Poker is a card game that requires a lot of mental energy. It can be played against a computer, but it is usually played with other human beings. This social aspect of the game can help to develop interpersonal skills. This can be very beneficial in the workplace, where one is often required to interact with a wide range of people.
There are many different forms of poker, but most share a common set of rules. The most popular of these is Texas Hold’em, which is featured on TV and in movies. The basic rules of the game are very simple: Each player has two cards dealt and then bets in turn to place chips into a pot. When all players have placed their bets, a showdown occurs to determine which player will win the pot.
As with any game, there are many factors that contribute to a person’s success in poker. One of the most important is discipline and perseverance. A successful poker player must have a strong commitment to studying and improving their game. They must also be able to resist the temptation to play for fun and instead focus on finding and participating in profitable games. They must be able to quickly analyze the situation at hand and determine the best course of action.
Another important skill that a successful poker player must have is the ability to read other players and their betting patterns.

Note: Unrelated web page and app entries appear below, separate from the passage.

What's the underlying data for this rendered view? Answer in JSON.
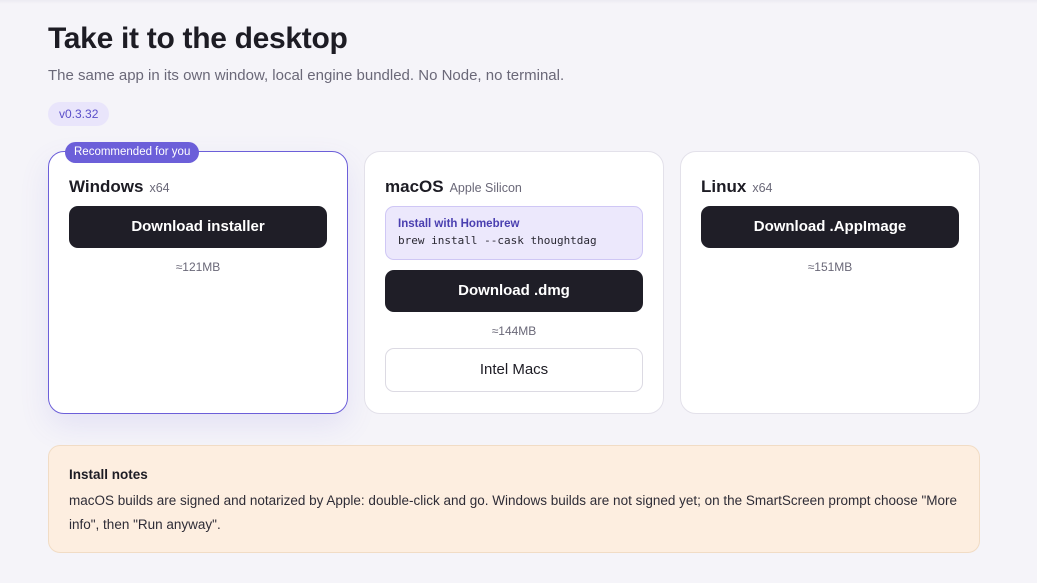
{
  "header": {
    "title": "Take it to the desktop",
    "subtitle": "The same app in its own window, local engine bundled. No Node, no terminal.",
    "version": "v0.3.32"
  },
  "cards": [
    {
      "os": "Windows",
      "arch": "x64",
      "badge": "Recommended for you",
      "button": "Download installer",
      "size": "≈121MB"
    },
    {
      "os": "macOS",
      "arch": "Apple Silicon",
      "homebrew_label": "Install with Homebrew",
      "homebrew_command": "brew install --cask thoughtdag",
      "button": "Download .dmg",
      "size": "≈144MB",
      "secondary_button": "Intel Macs"
    },
    {
      "os": "Linux",
      "arch": "x64",
      "button": "Download .AppImage",
      "size": "≈151MB"
    }
  ],
  "notes": {
    "title": "Install notes",
    "body": "macOS builds are signed and notarized by Apple: double-click and go. Windows builds are not signed yet; on the SmartScreen prompt choose \"More info\", then \"Run anyway\"."
  },
  "colors": {
    "accent": "#6c5fd9",
    "button_dark": "#1f1e27",
    "background": "#f5f4f9",
    "notes_background": "#fdeee0",
    "homebrew_background": "#ece8fc"
  }
}
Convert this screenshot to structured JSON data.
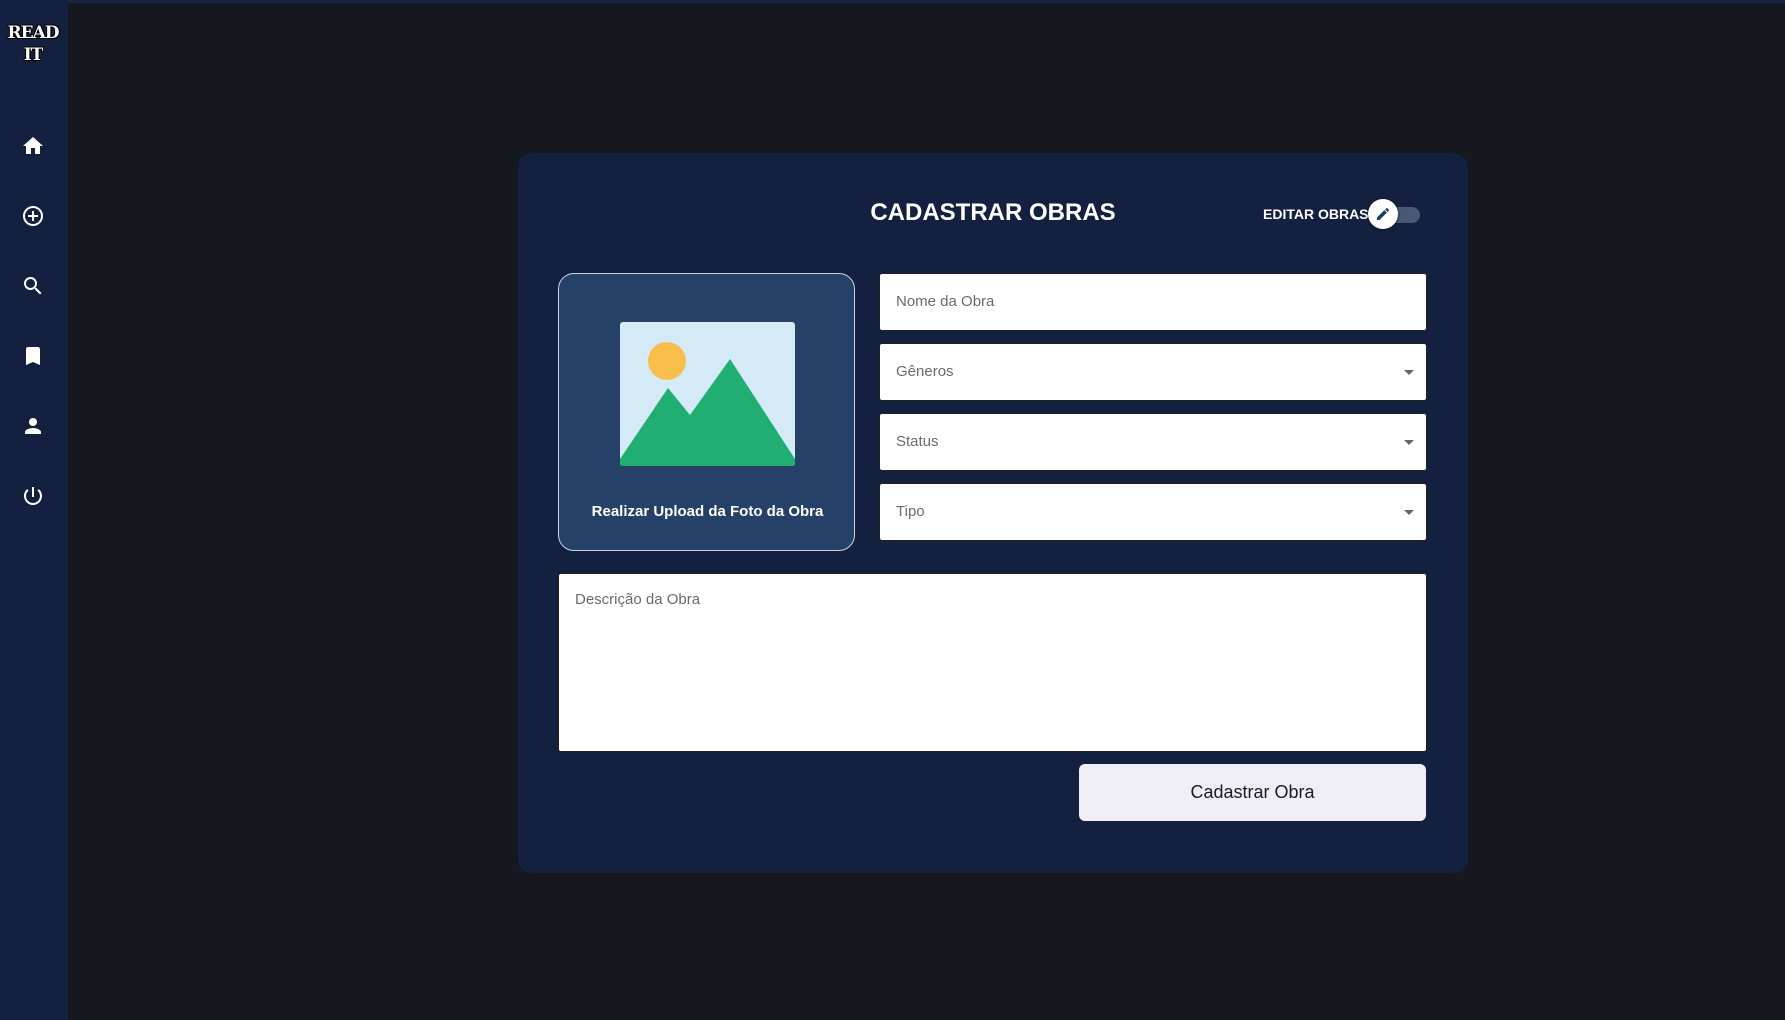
{
  "sidebar": {
    "logo_line1": "READ",
    "logo_line2": "IT",
    "items": [
      {
        "name": "home",
        "icon": "home-icon"
      },
      {
        "name": "add",
        "icon": "add-circle-icon"
      },
      {
        "name": "search",
        "icon": "search-icon"
      },
      {
        "name": "bookmarks",
        "icon": "bookmark-icon"
      },
      {
        "name": "profile",
        "icon": "person-icon"
      },
      {
        "name": "logout",
        "icon": "power-icon"
      }
    ]
  },
  "form": {
    "title": "CADASTRAR OBRAS",
    "edit_toggle_label": "EDITAR OBRAS",
    "edit_toggle_on": false,
    "upload_label": "Realizar Upload da Foto da Obra",
    "name_placeholder": "Nome da Obra",
    "genres_placeholder": "Gêneros",
    "status_placeholder": "Status",
    "type_placeholder": "Tipo",
    "description_placeholder": "Descrição da Obra",
    "submit_label": "Cadastrar Obra"
  },
  "colors": {
    "background": "#15181f",
    "sidebar": "#132040",
    "card": "#132040",
    "upload_box": "#264168",
    "image_sky": "#d4eaf7",
    "image_sun": "#f9be4a",
    "image_mountains": "#21ae72",
    "button": "#efeef4"
  }
}
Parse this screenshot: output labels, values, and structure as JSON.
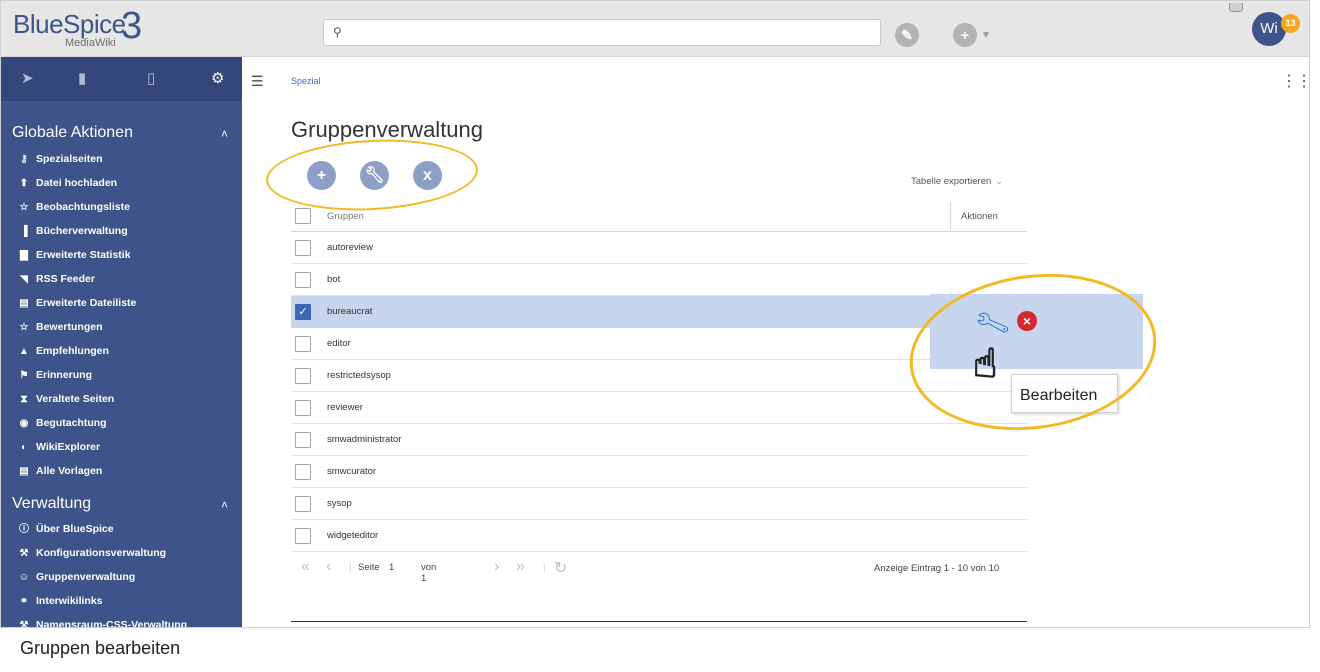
{
  "header": {
    "logo_main": "BlueSpice",
    "logo_sub": "MediaWiki",
    "logo_number": "3",
    "search_icon": "search-icon",
    "avatar_initials": "Wi",
    "notification_count": "13"
  },
  "sidebar": {
    "tabs": [
      "navigation-icon",
      "book-icon",
      "clipboard-icon",
      "gear-icon"
    ],
    "sections": [
      {
        "title": "Globale Aktionen",
        "items": [
          {
            "label": "Spezialseiten",
            "icon": "key-icon"
          },
          {
            "label": "Datei hochladen",
            "icon": "upload-icon"
          },
          {
            "label": "Beobachtungsliste",
            "icon": "star-icon"
          },
          {
            "label": "Bücherverwaltung",
            "icon": "books-icon"
          },
          {
            "label": "Erweiterte Statistik",
            "icon": "chart-icon"
          },
          {
            "label": "RSS Feeder",
            "icon": "rss-icon"
          },
          {
            "label": "Erweiterte Dateiliste",
            "icon": "list-icon"
          },
          {
            "label": "Bewertungen",
            "icon": "star-icon"
          },
          {
            "label": "Empfehlungen",
            "icon": "thumb-icon"
          },
          {
            "label": "Erinnerung",
            "icon": "flag-icon"
          },
          {
            "label": "Veraltete Seiten",
            "icon": "hourglass-icon"
          },
          {
            "label": "Begutachtung",
            "icon": "eye-icon"
          },
          {
            "label": "WikiExplorer",
            "icon": "explorer-icon"
          },
          {
            "label": "Alle Vorlagen",
            "icon": "template-icon"
          }
        ]
      },
      {
        "title": "Verwaltung",
        "items": [
          {
            "label": "Über BlueSpice",
            "icon": "info-icon"
          },
          {
            "label": "Konfigurationsverwaltung",
            "icon": "wrench-icon"
          },
          {
            "label": "Gruppenverwaltung",
            "icon": "group-icon"
          },
          {
            "label": "Interwikilinks",
            "icon": "link-icon"
          },
          {
            "label": "Namensraum-CSS-Verwaltung",
            "icon": "paint-icon"
          }
        ]
      }
    ]
  },
  "main": {
    "breadcrumb": "Spezial",
    "title": "Gruppenverwaltung",
    "toolbar": {
      "add": "+",
      "edit_icon": "wrench-icon",
      "remove": "x"
    },
    "export_label": "Tabelle exportieren",
    "columns": {
      "groups": "Gruppen",
      "actions": "Aktionen"
    },
    "rows": [
      {
        "name": "autoreview",
        "selected": false
      },
      {
        "name": "bot",
        "selected": false
      },
      {
        "name": "bureaucrat",
        "selected": true
      },
      {
        "name": "editor",
        "selected": false
      },
      {
        "name": "restrictedsysop",
        "selected": false
      },
      {
        "name": "reviewer",
        "selected": false
      },
      {
        "name": "smwadministrator",
        "selected": false
      },
      {
        "name": "smwcurator",
        "selected": false
      },
      {
        "name": "sysop",
        "selected": false
      },
      {
        "name": "widgeteditor",
        "selected": false
      }
    ],
    "pager": {
      "page_label": "Seite",
      "page": "1",
      "of_label": "von 1"
    },
    "display_info": "Anzeige Eintrag 1 - 10 von 10"
  },
  "callout": {
    "tooltip": "Bearbeiten"
  },
  "caption": "Gruppen bearbeiten",
  "colors": {
    "sidebar": "#3e5389",
    "selected_row": "#c8d5ee",
    "highlight": "#f3b824"
  }
}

This includes learning to spot tells, which are subtle clues about a player’s emotions and nervousness. For example, if a player fiddles with their chips or clenches their teeth, it is likely that they are feeling stressed out and are trying to conceal this from other players. The ability to read other players is a valuable skill that can be applied to everyday life.
One of the most important skills that poker can teach a person is to control their emotions. It is very easy for a new poker player to lose money and get frustrated, especially if they are playing in a large tournament with thousands of other competitors. A good poker player will know how to stay the course when their strategy isn’t working, and they won’t throw a fit or chase losses. This is an essential skill that can be applied to other areas of life, where it is often necessary to take a loss in order to succeed.
In addition to developing a winning poker strategy, a good poker player must learn how to manage their bankroll. This means limiting how much they bet in each session and avoiding foolish bets. It is also important to find a community of poker players that can provide support and advice. These communities can be found online or in person, and they can help a poker player improve their game much faster. The community can also help a player to preserve their bankroll and avoid going “on tilt.” In this way, the poker community can be an invaluable resource for anyone who is serious about becoming a better poker player.